Your assignment =
The required result is a copy of each line below in which "icon" appears.

(Page and application data records)
--------------------

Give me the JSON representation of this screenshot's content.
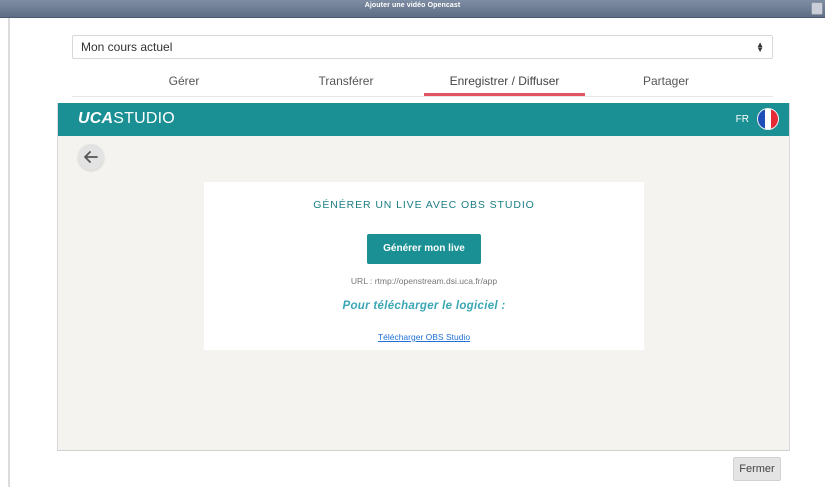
{
  "window": {
    "title": "Ajouter une vidéo Opencast"
  },
  "course_select": {
    "value": "Mon cours actuel"
  },
  "tabs": [
    {
      "label": "Gérer",
      "active": false
    },
    {
      "label": "Transférer",
      "active": false
    },
    {
      "label": "Enregistrer / Diffuser",
      "active": true
    },
    {
      "label": "Partager",
      "active": false
    }
  ],
  "uca_header": {
    "logo_bold": "UCA",
    "logo_rest": "STUDIO",
    "lang": "FR",
    "flag_icon": "france-flag-icon",
    "brand_color": "#1a8f94"
  },
  "back": {
    "icon": "arrow-left-icon"
  },
  "live_card": {
    "title": "GÉNÉRER UN LIVE AVEC OBS STUDIO",
    "button_label": "Générer mon live",
    "url_text": "URL : rtmp://openstream.dsi.uca.fr/app",
    "download_label": "Pour télécharger le logiciel :",
    "download_link": "Télécharger OBS Studio"
  },
  "footer": {
    "close_label": "Fermer"
  },
  "colors": {
    "accent_tab": "#e05463",
    "teal": "#1a8f94",
    "link": "#1f6fd6"
  }
}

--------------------

Written answer =
    "flag_icon": "france-flag-icon",
    "icon": "arrow-left-icon"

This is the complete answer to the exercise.